Exercise >> Please repeat every entry exactly as given, apart from dropping the images.

Raw data >>
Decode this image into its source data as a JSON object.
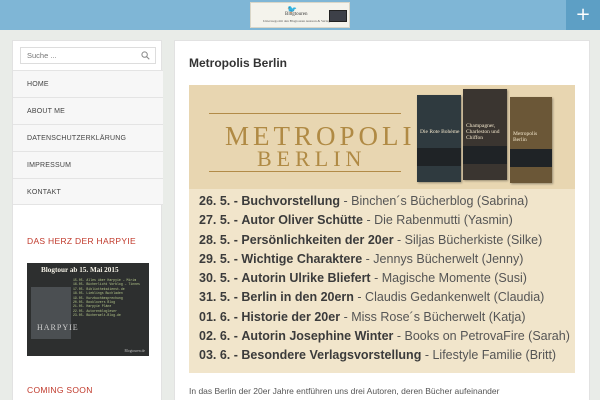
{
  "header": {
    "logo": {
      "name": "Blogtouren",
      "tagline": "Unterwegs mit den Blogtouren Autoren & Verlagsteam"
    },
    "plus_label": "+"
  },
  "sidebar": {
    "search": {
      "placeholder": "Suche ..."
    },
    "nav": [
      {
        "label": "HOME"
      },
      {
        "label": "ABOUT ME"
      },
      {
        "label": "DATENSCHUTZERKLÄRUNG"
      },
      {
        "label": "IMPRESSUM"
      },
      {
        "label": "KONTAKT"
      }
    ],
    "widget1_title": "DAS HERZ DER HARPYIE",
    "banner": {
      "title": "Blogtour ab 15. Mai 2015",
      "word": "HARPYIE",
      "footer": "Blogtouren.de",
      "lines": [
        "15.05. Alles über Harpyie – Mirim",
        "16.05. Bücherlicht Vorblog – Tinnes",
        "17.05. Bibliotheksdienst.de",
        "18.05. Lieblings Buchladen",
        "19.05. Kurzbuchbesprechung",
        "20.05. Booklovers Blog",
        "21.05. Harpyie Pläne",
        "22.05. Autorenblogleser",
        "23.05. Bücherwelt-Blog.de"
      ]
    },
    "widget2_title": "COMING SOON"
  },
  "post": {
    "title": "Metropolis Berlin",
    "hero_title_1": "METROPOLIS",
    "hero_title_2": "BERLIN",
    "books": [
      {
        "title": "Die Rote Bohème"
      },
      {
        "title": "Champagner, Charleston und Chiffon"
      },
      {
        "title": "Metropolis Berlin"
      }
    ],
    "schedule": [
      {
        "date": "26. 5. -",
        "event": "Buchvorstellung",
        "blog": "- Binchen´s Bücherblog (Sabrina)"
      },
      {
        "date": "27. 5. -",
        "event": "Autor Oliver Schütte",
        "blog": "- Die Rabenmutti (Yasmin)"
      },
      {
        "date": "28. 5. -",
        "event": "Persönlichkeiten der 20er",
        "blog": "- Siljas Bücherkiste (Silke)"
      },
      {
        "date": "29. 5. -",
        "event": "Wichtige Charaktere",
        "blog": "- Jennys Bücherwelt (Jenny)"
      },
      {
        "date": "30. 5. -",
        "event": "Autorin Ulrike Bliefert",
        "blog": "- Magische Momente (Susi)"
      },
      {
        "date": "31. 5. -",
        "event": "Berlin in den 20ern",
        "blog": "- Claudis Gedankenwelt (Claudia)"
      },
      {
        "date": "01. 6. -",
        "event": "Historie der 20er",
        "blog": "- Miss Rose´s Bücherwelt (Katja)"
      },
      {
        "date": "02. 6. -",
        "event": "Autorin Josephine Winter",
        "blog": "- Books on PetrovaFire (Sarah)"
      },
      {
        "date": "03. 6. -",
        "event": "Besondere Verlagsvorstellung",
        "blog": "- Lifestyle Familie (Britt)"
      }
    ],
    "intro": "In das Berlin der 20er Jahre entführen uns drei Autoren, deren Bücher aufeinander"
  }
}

Task response >>
Decode this image into its source data as a JSON object.
{
  "header": {
    "logo": {
      "name": "Blogtouren",
      "tagline": "Unterwegs mit den Blogtouren Autoren & Verlagsteam"
    },
    "plus_label": "+"
  },
  "sidebar": {
    "search": {
      "placeholder": "Suche ..."
    },
    "nav": [
      {
        "label": "HOME"
      },
      {
        "label": "ABOUT ME"
      },
      {
        "label": "DATENSCHUTZERKLÄRUNG"
      },
      {
        "label": "IMPRESSUM"
      },
      {
        "label": "KONTAKT"
      }
    ],
    "widget1_title": "DAS HERZ DER HARPYIE",
    "banner": {
      "title": "Blogtour ab 15. Mai 2015",
      "word": "HARPYIE",
      "footer": "Blogtouren.de",
      "lines": [
        "15.05. Alles über Harpyie – Mirim",
        "16.05. Bücherlicht Vorblog – Tinnes",
        "17.05. Bibliotheksdienst.de",
        "18.05. Lieblings Buchladen",
        "19.05. Kurzbuchbesprechung",
        "20.05. Booklovers Blog",
        "21.05. Harpyie Pläne",
        "22.05. Autorenblogleser",
        "23.05. Bücherwelt-Blog.de"
      ]
    },
    "widget2_title": "COMING SOON"
  },
  "post": {
    "title": "Metropolis Berlin",
    "hero_title_1": "METROPOLIS",
    "hero_title_2": "BERLIN",
    "books": [
      {
        "title": "Die Rote Bohème"
      },
      {
        "title": "Champagner, Charleston und Chiffon"
      },
      {
        "title": "Metropolis Berlin"
      }
    ],
    "schedule": [
      {
        "date": "26. 5. -",
        "event": "Buchvorstellung",
        "blog": "- Binchen´s Bücherblog (Sabrina)"
      },
      {
        "date": "27. 5. -",
        "event": "Autor Oliver Schütte",
        "blog": "- Die Rabenmutti (Yasmin)"
      },
      {
        "date": "28. 5. -",
        "event": "Persönlichkeiten der 20er",
        "blog": "- Siljas Bücherkiste (Silke)"
      },
      {
        "date": "29. 5. -",
        "event": "Wichtige Charaktere",
        "blog": "- Jennys Bücherwelt (Jenny)"
      },
      {
        "date": "30. 5. -",
        "event": "Autorin Ulrike Bliefert",
        "blog": "- Magische Momente (Susi)"
      },
      {
        "date": "31. 5. -",
        "event": "Berlin in den 20ern",
        "blog": "- Claudis Gedankenwelt (Claudia)"
      },
      {
        "date": "01. 6. -",
        "event": "Historie der 20er",
        "blog": "- Miss Rose´s Bücherwelt (Katja)"
      },
      {
        "date": "02. 6. -",
        "event": "Autorin Josephine Winter",
        "blog": "- Books on PetrovaFire (Sarah)"
      },
      {
        "date": "03. 6. -",
        "event": "Besondere Verlagsvorstellung",
        "blog": "- Lifestyle Familie (Britt)"
      }
    ],
    "intro": "In das Berlin der 20er Jahre entführen uns drei Autoren, deren Bücher aufeinander"
  }
}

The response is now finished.